Wherever the string "this" shows up in the data below, copy the whole line.

* **Input material**:
Start of Block

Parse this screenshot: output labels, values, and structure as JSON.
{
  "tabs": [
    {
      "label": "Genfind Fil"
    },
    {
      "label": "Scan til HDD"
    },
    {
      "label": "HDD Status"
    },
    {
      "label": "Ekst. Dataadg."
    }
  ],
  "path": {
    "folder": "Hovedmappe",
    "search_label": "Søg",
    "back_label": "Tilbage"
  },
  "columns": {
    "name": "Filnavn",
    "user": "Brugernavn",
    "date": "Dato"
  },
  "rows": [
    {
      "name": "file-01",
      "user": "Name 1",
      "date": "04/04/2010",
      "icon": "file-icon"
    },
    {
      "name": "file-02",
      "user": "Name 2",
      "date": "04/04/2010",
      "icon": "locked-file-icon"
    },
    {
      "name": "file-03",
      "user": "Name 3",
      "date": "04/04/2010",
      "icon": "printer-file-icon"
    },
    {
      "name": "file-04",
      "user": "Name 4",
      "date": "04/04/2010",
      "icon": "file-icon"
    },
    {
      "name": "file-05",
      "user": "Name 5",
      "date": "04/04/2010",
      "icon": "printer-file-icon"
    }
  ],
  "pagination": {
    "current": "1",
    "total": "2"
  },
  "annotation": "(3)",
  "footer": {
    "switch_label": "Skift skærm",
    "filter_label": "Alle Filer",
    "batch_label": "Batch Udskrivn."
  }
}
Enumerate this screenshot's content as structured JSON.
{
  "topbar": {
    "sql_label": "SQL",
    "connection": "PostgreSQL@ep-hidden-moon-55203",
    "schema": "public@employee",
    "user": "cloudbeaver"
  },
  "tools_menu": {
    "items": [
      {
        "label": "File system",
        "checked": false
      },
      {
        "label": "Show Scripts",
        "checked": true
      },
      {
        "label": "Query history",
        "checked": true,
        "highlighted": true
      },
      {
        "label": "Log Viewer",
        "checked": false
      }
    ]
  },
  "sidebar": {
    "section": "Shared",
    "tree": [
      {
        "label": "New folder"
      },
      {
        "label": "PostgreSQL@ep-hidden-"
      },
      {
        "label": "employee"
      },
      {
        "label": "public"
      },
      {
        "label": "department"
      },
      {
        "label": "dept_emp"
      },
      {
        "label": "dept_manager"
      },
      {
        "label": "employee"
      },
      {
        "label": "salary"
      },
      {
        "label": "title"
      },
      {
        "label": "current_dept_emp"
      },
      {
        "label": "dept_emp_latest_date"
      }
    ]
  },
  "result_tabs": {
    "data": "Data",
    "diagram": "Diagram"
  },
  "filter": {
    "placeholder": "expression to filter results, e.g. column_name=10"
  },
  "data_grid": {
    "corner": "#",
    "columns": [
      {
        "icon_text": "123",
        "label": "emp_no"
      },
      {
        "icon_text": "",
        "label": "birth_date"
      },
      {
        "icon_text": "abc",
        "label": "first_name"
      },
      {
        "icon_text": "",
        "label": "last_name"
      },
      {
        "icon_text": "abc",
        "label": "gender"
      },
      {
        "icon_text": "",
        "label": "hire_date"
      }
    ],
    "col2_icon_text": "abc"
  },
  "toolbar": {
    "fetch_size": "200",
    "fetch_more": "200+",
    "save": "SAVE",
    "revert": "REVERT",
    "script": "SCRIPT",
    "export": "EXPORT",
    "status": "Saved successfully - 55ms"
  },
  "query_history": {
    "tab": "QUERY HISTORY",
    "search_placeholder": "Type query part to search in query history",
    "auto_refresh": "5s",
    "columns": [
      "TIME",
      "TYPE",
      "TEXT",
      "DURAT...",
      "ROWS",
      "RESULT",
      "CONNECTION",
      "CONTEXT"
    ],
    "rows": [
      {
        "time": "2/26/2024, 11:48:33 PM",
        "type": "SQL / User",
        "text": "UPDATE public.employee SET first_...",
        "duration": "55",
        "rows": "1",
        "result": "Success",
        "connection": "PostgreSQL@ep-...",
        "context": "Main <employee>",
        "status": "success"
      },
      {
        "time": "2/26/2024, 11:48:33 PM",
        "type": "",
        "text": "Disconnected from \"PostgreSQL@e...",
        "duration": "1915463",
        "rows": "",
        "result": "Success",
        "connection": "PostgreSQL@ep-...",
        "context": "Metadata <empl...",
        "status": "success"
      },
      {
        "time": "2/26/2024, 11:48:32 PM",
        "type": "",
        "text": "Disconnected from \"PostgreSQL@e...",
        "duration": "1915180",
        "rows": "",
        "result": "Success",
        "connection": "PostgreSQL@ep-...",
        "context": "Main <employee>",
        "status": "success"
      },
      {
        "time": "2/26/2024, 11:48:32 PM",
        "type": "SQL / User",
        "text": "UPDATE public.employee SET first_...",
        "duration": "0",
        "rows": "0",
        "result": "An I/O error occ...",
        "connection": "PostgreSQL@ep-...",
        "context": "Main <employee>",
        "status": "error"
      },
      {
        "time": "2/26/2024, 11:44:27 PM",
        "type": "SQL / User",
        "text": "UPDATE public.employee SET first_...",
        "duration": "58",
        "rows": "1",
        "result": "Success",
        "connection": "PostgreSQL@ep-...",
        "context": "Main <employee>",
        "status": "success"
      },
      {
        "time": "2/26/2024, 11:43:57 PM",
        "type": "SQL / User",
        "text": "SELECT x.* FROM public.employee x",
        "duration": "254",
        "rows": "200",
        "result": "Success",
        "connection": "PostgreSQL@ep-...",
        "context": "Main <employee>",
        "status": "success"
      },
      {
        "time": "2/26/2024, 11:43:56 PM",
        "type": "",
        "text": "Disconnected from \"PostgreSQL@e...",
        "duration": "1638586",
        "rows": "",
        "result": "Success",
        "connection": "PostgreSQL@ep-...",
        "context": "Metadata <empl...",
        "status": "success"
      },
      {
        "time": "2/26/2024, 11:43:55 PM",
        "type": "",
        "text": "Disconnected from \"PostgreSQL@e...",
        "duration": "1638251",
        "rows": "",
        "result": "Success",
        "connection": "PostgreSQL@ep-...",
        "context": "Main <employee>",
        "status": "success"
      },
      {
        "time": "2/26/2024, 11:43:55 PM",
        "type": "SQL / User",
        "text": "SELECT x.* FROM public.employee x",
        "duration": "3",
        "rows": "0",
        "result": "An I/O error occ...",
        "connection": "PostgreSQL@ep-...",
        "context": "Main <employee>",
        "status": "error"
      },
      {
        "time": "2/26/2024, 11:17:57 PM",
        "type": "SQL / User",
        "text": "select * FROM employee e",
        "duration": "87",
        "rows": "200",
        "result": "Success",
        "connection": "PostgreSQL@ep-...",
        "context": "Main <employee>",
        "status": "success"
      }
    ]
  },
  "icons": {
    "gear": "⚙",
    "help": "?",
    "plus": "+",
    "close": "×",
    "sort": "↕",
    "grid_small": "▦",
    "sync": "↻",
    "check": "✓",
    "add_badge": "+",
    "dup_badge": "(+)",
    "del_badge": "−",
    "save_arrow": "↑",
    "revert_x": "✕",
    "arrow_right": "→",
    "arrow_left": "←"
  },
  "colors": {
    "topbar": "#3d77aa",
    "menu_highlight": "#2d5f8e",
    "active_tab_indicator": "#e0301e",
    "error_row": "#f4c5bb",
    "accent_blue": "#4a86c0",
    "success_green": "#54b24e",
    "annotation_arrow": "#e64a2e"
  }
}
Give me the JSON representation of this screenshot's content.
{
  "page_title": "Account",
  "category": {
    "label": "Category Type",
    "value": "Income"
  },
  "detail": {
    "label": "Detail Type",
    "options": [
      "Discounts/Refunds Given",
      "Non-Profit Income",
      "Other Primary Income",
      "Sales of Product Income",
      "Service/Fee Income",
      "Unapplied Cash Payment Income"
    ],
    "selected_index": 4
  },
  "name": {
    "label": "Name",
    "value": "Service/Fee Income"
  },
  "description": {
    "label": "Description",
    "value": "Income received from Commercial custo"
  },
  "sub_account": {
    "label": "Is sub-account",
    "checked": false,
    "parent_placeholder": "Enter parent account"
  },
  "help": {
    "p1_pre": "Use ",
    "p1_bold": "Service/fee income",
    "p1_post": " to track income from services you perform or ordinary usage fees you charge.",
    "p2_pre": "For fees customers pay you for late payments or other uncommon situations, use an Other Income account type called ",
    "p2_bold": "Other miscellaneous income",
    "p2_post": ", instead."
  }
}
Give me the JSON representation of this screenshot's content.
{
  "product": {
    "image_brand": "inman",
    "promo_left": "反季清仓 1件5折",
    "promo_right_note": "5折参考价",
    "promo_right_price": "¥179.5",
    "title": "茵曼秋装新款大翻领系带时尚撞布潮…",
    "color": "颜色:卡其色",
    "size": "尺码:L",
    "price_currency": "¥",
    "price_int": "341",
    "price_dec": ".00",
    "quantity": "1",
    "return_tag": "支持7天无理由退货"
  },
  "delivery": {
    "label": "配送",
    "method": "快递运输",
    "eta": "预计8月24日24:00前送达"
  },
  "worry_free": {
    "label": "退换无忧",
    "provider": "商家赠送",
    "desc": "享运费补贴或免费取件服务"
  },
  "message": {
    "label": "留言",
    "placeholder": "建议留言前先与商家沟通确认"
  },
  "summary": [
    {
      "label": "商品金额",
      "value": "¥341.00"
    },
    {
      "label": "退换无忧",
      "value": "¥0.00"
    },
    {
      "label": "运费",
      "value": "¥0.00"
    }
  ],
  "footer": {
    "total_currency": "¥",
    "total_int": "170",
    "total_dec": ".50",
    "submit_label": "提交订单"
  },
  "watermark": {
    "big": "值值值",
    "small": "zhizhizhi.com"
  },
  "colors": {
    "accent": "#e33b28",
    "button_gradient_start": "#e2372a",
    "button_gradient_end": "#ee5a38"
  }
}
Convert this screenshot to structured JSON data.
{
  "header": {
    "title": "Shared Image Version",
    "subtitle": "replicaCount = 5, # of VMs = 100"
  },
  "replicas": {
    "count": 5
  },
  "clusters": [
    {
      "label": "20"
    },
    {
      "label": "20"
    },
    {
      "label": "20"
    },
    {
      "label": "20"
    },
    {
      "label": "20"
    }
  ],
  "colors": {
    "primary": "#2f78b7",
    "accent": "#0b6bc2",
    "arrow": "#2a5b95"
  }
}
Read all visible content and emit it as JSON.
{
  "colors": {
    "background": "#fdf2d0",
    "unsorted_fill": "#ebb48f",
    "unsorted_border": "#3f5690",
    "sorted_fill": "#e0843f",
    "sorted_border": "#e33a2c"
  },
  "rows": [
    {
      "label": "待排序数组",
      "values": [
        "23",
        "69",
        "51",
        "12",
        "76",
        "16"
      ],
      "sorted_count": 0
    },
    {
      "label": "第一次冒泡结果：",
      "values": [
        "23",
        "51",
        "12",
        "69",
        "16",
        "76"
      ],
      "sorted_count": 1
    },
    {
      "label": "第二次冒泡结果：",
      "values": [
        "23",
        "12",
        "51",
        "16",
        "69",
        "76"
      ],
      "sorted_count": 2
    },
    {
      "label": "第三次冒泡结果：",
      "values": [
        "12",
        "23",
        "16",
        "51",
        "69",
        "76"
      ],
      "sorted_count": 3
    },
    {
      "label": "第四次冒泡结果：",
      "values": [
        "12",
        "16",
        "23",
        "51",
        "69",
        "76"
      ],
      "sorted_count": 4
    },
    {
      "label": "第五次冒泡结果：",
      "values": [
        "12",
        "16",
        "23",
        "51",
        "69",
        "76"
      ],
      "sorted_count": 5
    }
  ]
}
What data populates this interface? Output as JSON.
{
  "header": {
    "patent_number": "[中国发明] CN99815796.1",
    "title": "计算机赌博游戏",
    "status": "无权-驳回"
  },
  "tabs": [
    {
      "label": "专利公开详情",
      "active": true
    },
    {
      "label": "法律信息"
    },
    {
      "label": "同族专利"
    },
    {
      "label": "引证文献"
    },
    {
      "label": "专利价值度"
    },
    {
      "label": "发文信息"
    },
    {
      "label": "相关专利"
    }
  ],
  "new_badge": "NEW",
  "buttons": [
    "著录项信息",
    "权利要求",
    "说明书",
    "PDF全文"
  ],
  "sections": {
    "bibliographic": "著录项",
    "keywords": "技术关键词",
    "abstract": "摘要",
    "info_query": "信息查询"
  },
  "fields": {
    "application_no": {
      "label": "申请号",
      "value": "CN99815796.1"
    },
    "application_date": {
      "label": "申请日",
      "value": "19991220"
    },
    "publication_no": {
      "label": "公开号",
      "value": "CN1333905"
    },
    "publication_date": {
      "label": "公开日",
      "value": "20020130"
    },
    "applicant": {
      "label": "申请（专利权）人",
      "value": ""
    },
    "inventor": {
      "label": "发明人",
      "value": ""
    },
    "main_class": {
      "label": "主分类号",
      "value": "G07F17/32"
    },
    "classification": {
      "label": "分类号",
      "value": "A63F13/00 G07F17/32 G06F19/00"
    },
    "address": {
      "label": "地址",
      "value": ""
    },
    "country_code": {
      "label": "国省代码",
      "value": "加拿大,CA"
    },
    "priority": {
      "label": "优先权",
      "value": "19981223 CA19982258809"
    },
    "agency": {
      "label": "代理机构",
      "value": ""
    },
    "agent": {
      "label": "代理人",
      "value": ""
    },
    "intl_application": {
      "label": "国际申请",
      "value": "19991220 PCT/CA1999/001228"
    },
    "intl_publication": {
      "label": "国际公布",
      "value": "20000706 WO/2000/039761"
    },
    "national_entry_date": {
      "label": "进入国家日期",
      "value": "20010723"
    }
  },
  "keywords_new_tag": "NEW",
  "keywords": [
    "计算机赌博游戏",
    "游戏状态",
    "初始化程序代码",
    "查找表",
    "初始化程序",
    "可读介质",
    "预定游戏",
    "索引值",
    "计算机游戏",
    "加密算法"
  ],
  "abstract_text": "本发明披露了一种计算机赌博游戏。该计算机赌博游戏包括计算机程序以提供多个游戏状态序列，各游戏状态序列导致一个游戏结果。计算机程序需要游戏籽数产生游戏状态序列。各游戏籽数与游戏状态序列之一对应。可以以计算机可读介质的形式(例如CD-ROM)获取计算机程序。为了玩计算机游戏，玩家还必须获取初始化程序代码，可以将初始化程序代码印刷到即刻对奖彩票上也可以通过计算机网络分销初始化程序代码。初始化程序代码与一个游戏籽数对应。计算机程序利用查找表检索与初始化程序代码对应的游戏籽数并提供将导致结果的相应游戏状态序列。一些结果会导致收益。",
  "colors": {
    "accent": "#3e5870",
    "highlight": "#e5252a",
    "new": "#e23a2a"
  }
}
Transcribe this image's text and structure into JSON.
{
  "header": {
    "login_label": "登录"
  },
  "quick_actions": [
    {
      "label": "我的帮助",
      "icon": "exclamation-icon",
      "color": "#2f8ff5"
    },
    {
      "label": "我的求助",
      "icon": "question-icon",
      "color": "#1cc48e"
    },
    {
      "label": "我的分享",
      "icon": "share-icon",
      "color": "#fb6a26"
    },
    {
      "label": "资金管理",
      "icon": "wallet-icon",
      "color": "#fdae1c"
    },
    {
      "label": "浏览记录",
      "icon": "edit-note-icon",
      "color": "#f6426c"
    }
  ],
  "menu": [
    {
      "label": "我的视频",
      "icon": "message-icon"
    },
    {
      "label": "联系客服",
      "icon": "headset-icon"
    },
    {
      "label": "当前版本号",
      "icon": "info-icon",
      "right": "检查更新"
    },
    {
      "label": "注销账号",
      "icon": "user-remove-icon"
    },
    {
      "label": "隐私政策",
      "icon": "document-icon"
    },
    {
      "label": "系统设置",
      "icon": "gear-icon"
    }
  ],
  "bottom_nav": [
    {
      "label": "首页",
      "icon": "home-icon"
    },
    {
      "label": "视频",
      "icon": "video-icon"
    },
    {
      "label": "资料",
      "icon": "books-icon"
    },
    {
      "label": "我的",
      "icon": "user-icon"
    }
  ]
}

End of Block

* **Response**:
Parse this screenshot: output labels, values, and structure as JSON.
Enumerate this screenshot's content as structured JSON.
Give me the JSON representation of this screenshot's content.
Give me the JSON representation of this screenshot's content.
Convert this screenshot to structured JSON data.
What data populates this interface? Output as JSON.
Transcribe this image's text and structure into JSON.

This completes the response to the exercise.